Unlike the much taller and wider therapist who admired her, what added to #RBG's mystique was that all her wit, knowledge, chutzpah and steadfastness were packed into a soft-spoken tiny, feather-like frame. But make no mistake - this feather belonged to a true American eagle. She soared. Her genius side-door approach to securing more equality for women by fighting for it in landmark cases for men is well-known. Less realized by many is the impact her life had on rights women take for granted today: buying real estate in our own names, owning our own credit cards and being guaranteed equal rights in federal employment are just a few.
But Ruth Bader Ginsberg was a hero for more than her remarkable legal accomplishments. It was her grit and savvy that did it for me - her total unwillingness to be marginalized or underutilized, whether by illness, circumstance, or the archaic long-held beliefs of those less enlightened. She found her life partner in husband Marty early in her adulthood, drawn to him because "He was the first boy I ever met who cared that I had a brain. And he always thought I was better than I thought I really was." Their partnership was not 50/50, as is so often described, but one based on each loving the other enough to sacrifice in the short term so their partner could reach a valued goal. That meant that at times, it was 80 Marty/20 Ruth, and at other times, the roles were reversed. "In the course of a marriage, one accommodates the other. So, for example, when Marty was intent on becoming a partner in a New York law firm in five years, during that time I was the major caretaker of our home and child. But when I started up at the ACLU Women's Project, Marty realized how important that work was."
This child has two parents. Please alternate calls.

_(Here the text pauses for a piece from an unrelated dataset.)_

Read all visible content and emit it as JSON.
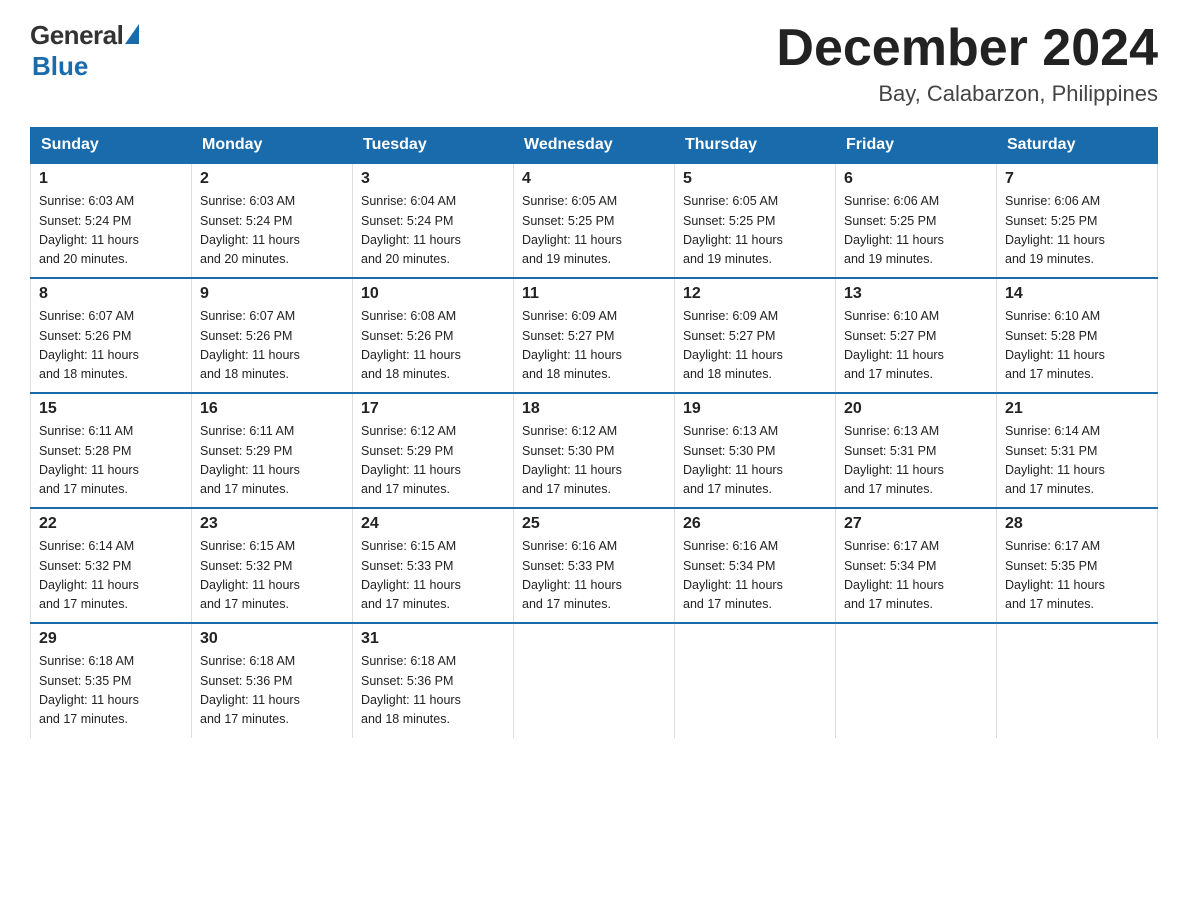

While asserting their dual career household in the "50s and '60s, the Ginsbergs found confusion from the most unlikely places. When her son's school repeatedly called her to complain of his latest shenanigans, Ruth finally felt compelled to clarify the situation: "This child has two parents. Please alternate calls." And what should happen? The calls miraculously decreased because "they were much more reluctant to take a man away from his work than a woman." Perhaps today's schools could take a lesson.
Beyond her body of work and her progressive lessons on marriage that resonate today, Ruth Bader Ginsberg had the unique ability to work with, respect and - GASP - even like - others with whom she had deep philosophical disagreements. She loved the law and the Constitution, but did not take personally that some of her colleagues held a dramatically different view of both. She believed they loved them too. Her dissents were legendary and brilliant, but she let the work speak for itself. By not bashing others over the head with her own beliefs - bullying them into submission and demanding their conversion to her point of view - she built her own influence and the admiration of millions of Americans. And oh yes, she did all that with a voice as soft as her will was strong. What can we learn from this regard for humanity?
When my first granddaughter arrived in May of 2019, I naturally busied myself with the grandmotherly duties of adding special items to her nursery - family heirlooms, colors here and there - but one item had to stand proudly on her shelves:
Ruth stands there as a reminder to Grace that there are many amazing women who have paved the way for her, and that she has the responsibility to - in her own way - pave the way for her daughters and granddaughters. We all need heroes. I hope someday that one of mine will be one of hers too.